He could however not tell when the entire process will commence fully because he explained a lot of the actions to be taken do not end with him.
“After receiving the consultant’s report, we are validating this report, after which I will send the memo to Cabinet and that will continue the process. All the time and all the activities are not controlled by me. Some of them are exogenous, outside my environment. And like I said I will come even to Parliament.
“It will depend on when we finish our validation, get my cabinet memo done and approve and I will come to Parliament for acceptance of what we have agreed up then we start the roll out,” the minister said.
Mr. Agyeman-Manu, who is also the Dormaa Central MP, noted that, in the last few years, policy initiatives and interventions to attract and retain health workers to these areas have not curtailed the situation, saying this has the potential to undermine the healthcare delivery in these areas and the overall attainment of the universal health coverage.
As a result, the sector minister said the more elaborate measures are under way to attract health professionals to these areas.
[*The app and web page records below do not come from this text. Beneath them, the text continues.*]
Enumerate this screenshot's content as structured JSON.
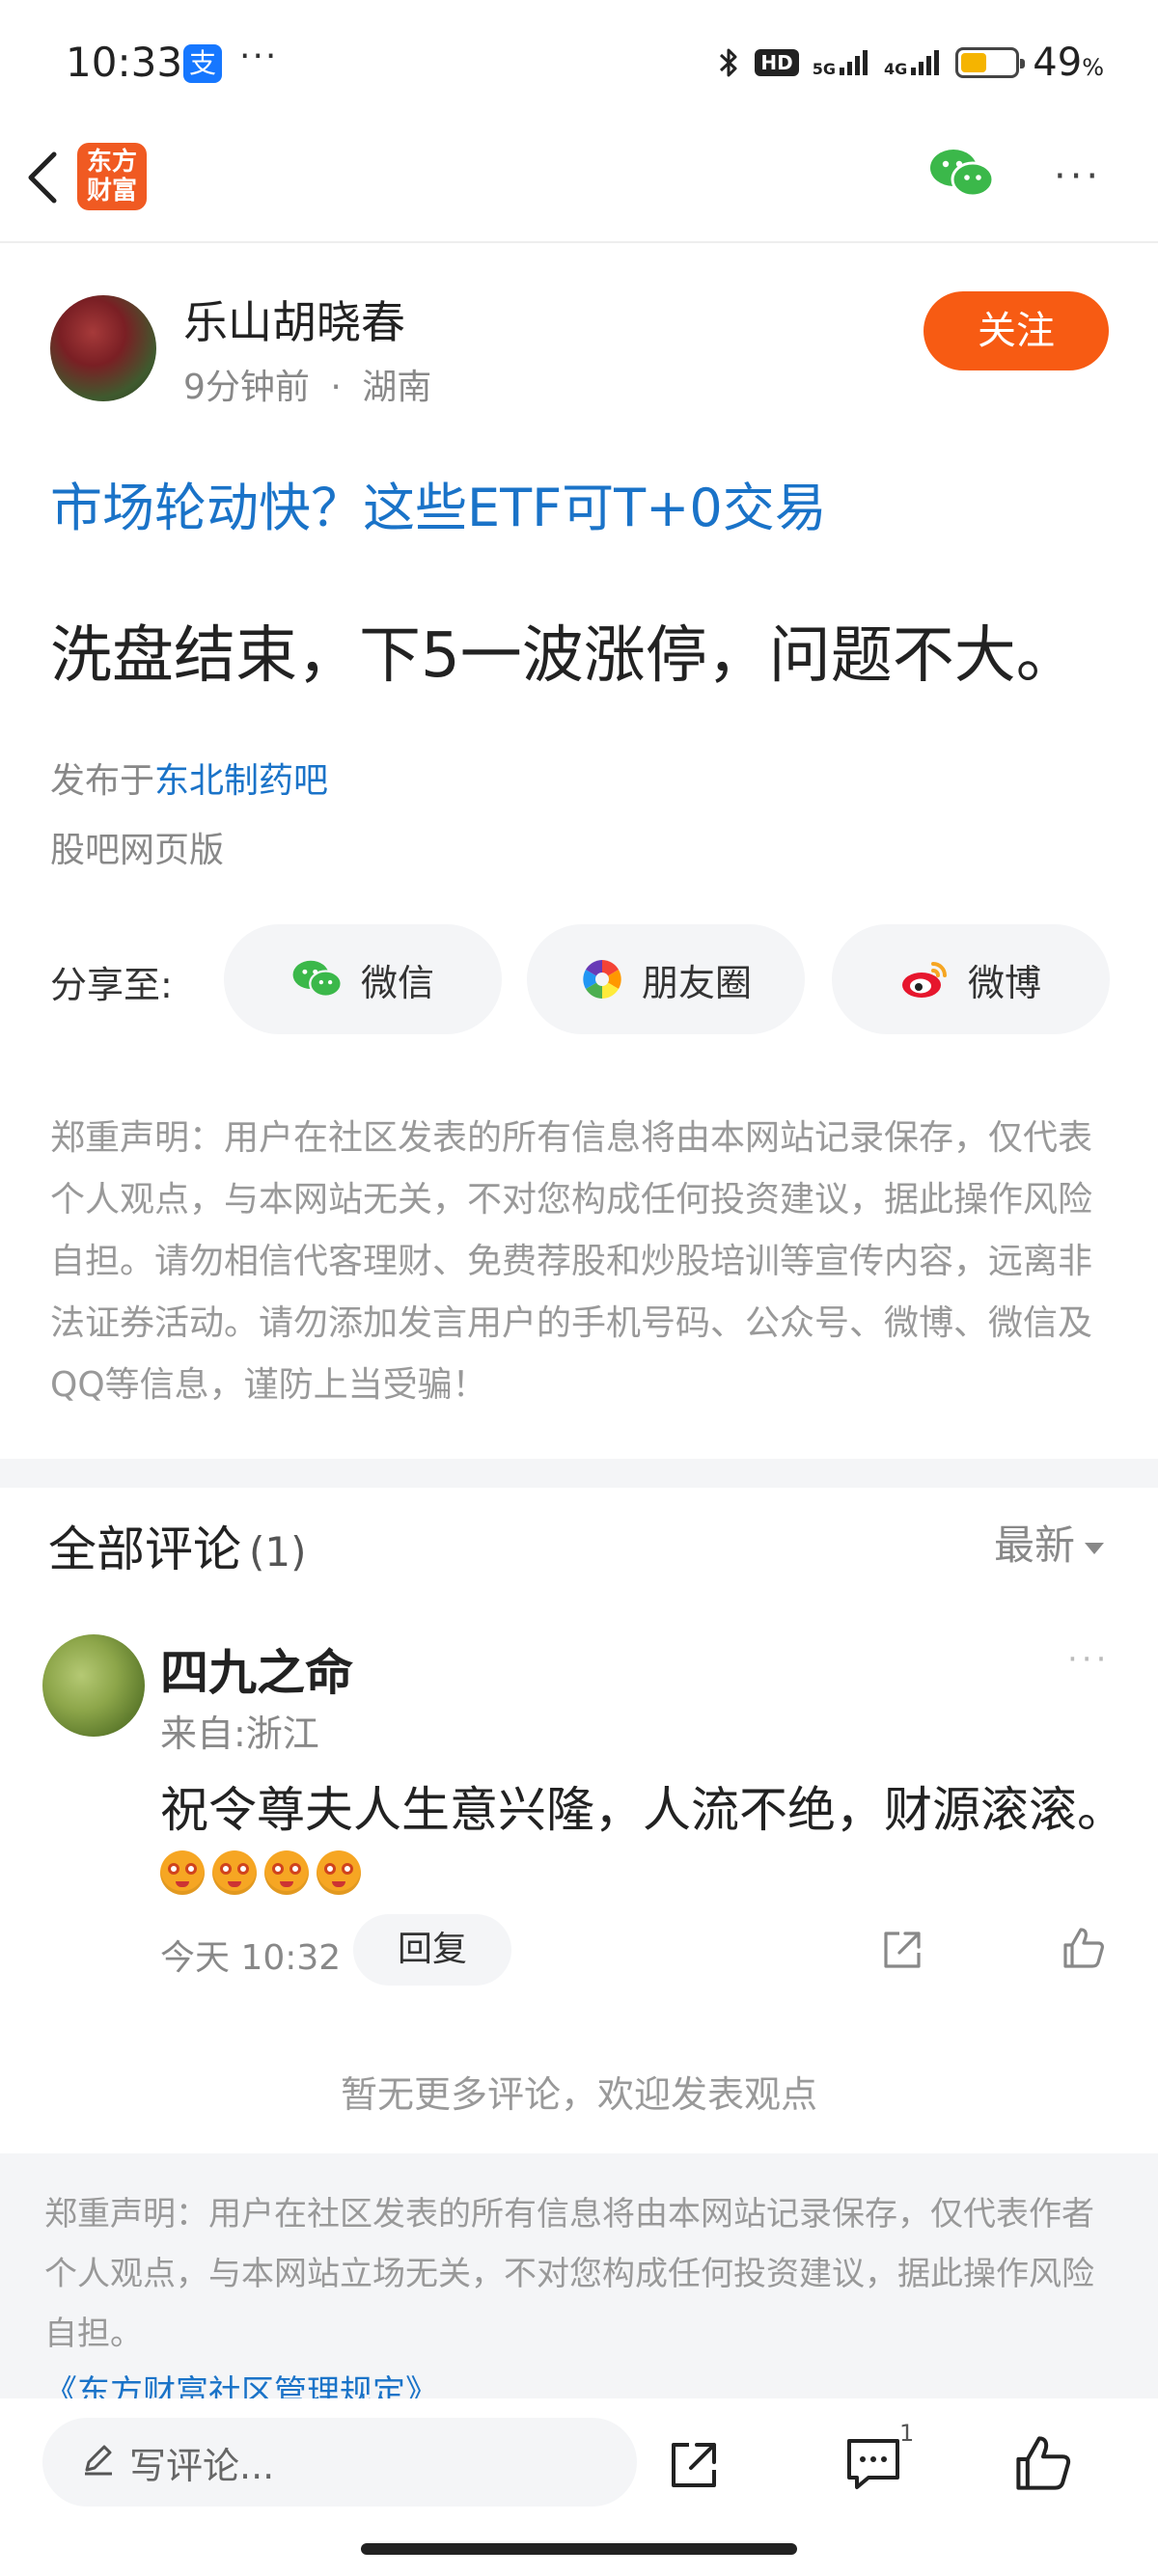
{
  "status_bar": {
    "time": "10:33",
    "app_badge": "支",
    "dots": "···",
    "hd_label": "HD",
    "net_5g": "5G",
    "net_4g": "4G",
    "battery_percent": "49",
    "battery_unit": "%",
    "battery_level": 0.49
  },
  "header": {
    "logo_line1": "东方",
    "logo_line2": "财富",
    "more": "···"
  },
  "author": {
    "name": "乐山胡晓春",
    "time_ago": "9分钟前",
    "separator": "·",
    "location": "湖南",
    "follow_label": "关注"
  },
  "post": {
    "headline": "市场轮动快？这些ETF可T+0交易",
    "body": "洗盘结束，下5一波涨停，问题不大。",
    "published_prefix": "发布于",
    "bar_name": "东北制药吧",
    "source": "股吧网页版"
  },
  "share": {
    "label": "分享至:",
    "wechat": "微信",
    "moments": "朋友圈",
    "weibo": "微博"
  },
  "disclaimer": "郑重声明：用户在社区发表的所有信息将由本网站记录保存，仅代表个人观点，与本网站无关，不对您构成任何投资建议，据此操作风险自担。请勿相信代客理财、免费荐股和炒股培训等宣传内容，远离非法证券活动。请勿添加发言用户的手机号码、公众号、微博、微信及QQ等信息，谨防上当受骗！",
  "comments": {
    "title": "全部评论",
    "count": "(1)",
    "sort_label": "最新",
    "items": [
      {
        "name": "四九之命",
        "location": "来自:浙江",
        "text": "祝令尊夫人生意兴隆，人流不绝，财源滚滚。",
        "time": "今天 10:32",
        "reply_label": "回复",
        "more": "···"
      }
    ],
    "no_more": "暂无更多评论，欢迎发表观点"
  },
  "footer": {
    "disclaimer": "郑重声明：用户在社区发表的所有信息将由本网站记录保存，仅代表作者个人观点，与本网站立场无关，不对您构成任何投资建议，据此操作风险自担。",
    "rules_link": "《东方财富社区管理规定》"
  },
  "bottom_bar": {
    "input_placeholder": "写评论...",
    "comment_count": "1"
  },
  "colors": {
    "brand_orange": "#f05a22",
    "follow_orange": "#f75b13",
    "link_blue": "#1a73c8"
  }
}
“A policy shift to improve process for the development and the implementation of actions that response to current and forthcoming health medical challenges in deprived and underserved areas has been advocated at several levels.
“One of the labels of advocacy for this is the enactment of the national human resource for help policy and strategies which was launched in January 2021 to provide a policy direction in managing human resources issues in the health sector.
“Key among these thematic areas is objective 33 of the policy which states and I quote ‘to develop and institute mechanisms to ensure and retention of the health workforce to serve in deprived or underserved locations and facilities’,” he said.
The Dormaa Central MP added “The Ministry of Health with financial and technical support from the World Health Organization and health system strengthening accelerated sought to explore the factors that influence doctors and other health professionals to accept postings to deprived locations and facilities in the country. To ensure that the ministry identified the right factors the services of consultant a human resources of steering committee and technical working group were engaged.
“A survey has been conducted to solicit the views of health workers on measures to attract and retain to work in deprived areas. From the survey, willingness to accept of health workers to accept posting to these deprived areas is based on the following financial and non-financial incentives.”
“The survey which is being studied for onward implementation suggested that non-financial incentives among others such as scholarship, residential accommodation, standard medical equipment and transfer after three to five years of service upon request be made available to health professionals who accept posting to these areas.
“On the financial incentives, the survey recommended that 34 percent of basic salary should be granted as incentives as mild deprived areas, 38 percent of basic salary as incentive allowance for moderate deprived areas, and 40 percent of basic salary as incentive allowance for severe areas.”
He said, as a follow-up to the survey, a technical review workshop is underway to review the various options that emerged from the survey and cause the financial incentive package that was proposed.
“For the next step, we are considering the validation of the derived districts at the regional levels, the conduct of validation meetings with stakeholders to recommend the policy options at the cost of the incentive package place of a cabinet memo and the submission of this cabinet memo for consideration.
“Finally, Mr. Speaker, we will consider a parliamentary approval for the findings to assist implementation of this incentive package. It is hoped that this will help ensure that medical doctors and other professionals accept postings to deprived and underserved areas in order to attain the goal universal health coverage,” he said.